Known for its colloquial writing, The Main Street Rag, in its latest issue, features an interview with Steve Roberts, author of the Main Street Rag poetry book Another Word for Home; six fiction entries (though one is also, perplexingly, labeled as “Commentary”); over 100 pages devoted to poetry, including writers such as Lyn Lyfshin; five book reviews, and a page of feedback from readers.
A handful of typos, a layout that occasionally includes poems by different authors on the same page, and a whimsical “Passenger List” in lieu of the more standard table of contents contribute to the homespun aesthetic. If the journal sometimes reveals its seams, readers and potential contributors will nonetheless find a strong community when it comes to unpretentious poems.
Lines such as,
Beginning in March it is important
To wonder why we are important
If what we do is swill important
Wine and discuss, while drinking, important
Issues of the day…
as well as “I’d drown a thousand midnights in the sea / to recreate just one I spent with you” represent a frequent approach throughout the issue. The poets often favor the occasional abstraction as well as familiar subjects. One poem offers a “Recipe for Success as a Poet” and defiantly concludes with the exhortation:
Do not listen to idiots telling you what you should or should not do
with your life.
Another poem describes the young by remarking, “How restless in their youth.” Poems inspired by Ginsberg and Bukowski appear alongside poems that pay tribute to the everyday, from the New York Yankees to American flags. Banalities do not appear as something to eschew, but as a part of life, equally deserving of attention.
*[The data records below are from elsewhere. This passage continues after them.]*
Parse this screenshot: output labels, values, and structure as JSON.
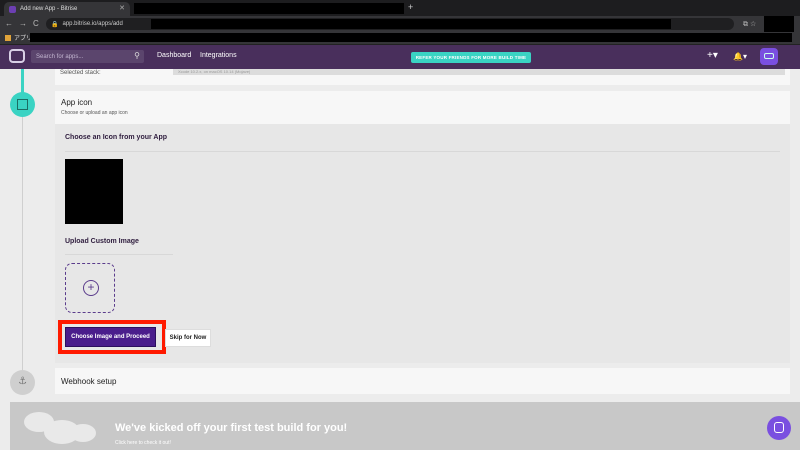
{
  "browser": {
    "tab_title": "Add new App - Bitrise",
    "tab_close": "✕",
    "new_tab": "+",
    "url": "app.bitrise.io/apps/add",
    "back": "←",
    "forward": "→",
    "reload": "C",
    "bookmark_label": "アプリ"
  },
  "header": {
    "search_placeholder": "Search for apps...",
    "nav_dashboard": "Dashboard",
    "nav_integrations": "Integrations",
    "promo_text": "REFER YOUR FRIENDS FOR MORE BUILD TIME",
    "add_glyph": "+▾",
    "bell_glyph": "🔔▾"
  },
  "top_card": {
    "label": "Selected stack:",
    "field_text": "Xcode 10.2.x, on macOS 10.14 (Mojave)"
  },
  "app_icon": {
    "title": "App icon",
    "subtitle": "Choose or upload an app icon",
    "choose_heading": "Choose an Icon from your App",
    "upload_heading": "Upload Custom Image",
    "plus_glyph": "+",
    "primary_button": "Choose Image and Proceed",
    "skip_button": "Skip for Now"
  },
  "webhook": {
    "title": "Webhook setup"
  },
  "banner": {
    "title": "We've kicked off your first test build for you!",
    "subtitle": "Click here to check it out!"
  },
  "colors": {
    "accent_teal": "#3ad3c3",
    "brand_purple": "#492f5c",
    "button_purple": "#4a1d8c",
    "highlight_red": "#ff1a00"
  }
}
As such, The Main Street Rag remains largely true to its purpose, which is in part to present “work that is alive with the poet's own experiences.” Still, one might hope for greater imaginative risks.
It should come as little surprise that the issue’s standouts are Rikki Santer’s “Charles Darwin Visits the Beagle Point Mall,” a poem which melds shoppers and commonplace objects with extravagant animals, and Tamas Dobozy’s impactful “Oscar’s Cabinet of Curiosities”—a story that mines the wisdom in tragic circumstances with a fable-like quality. These alone would make the issue a pleasure to explore.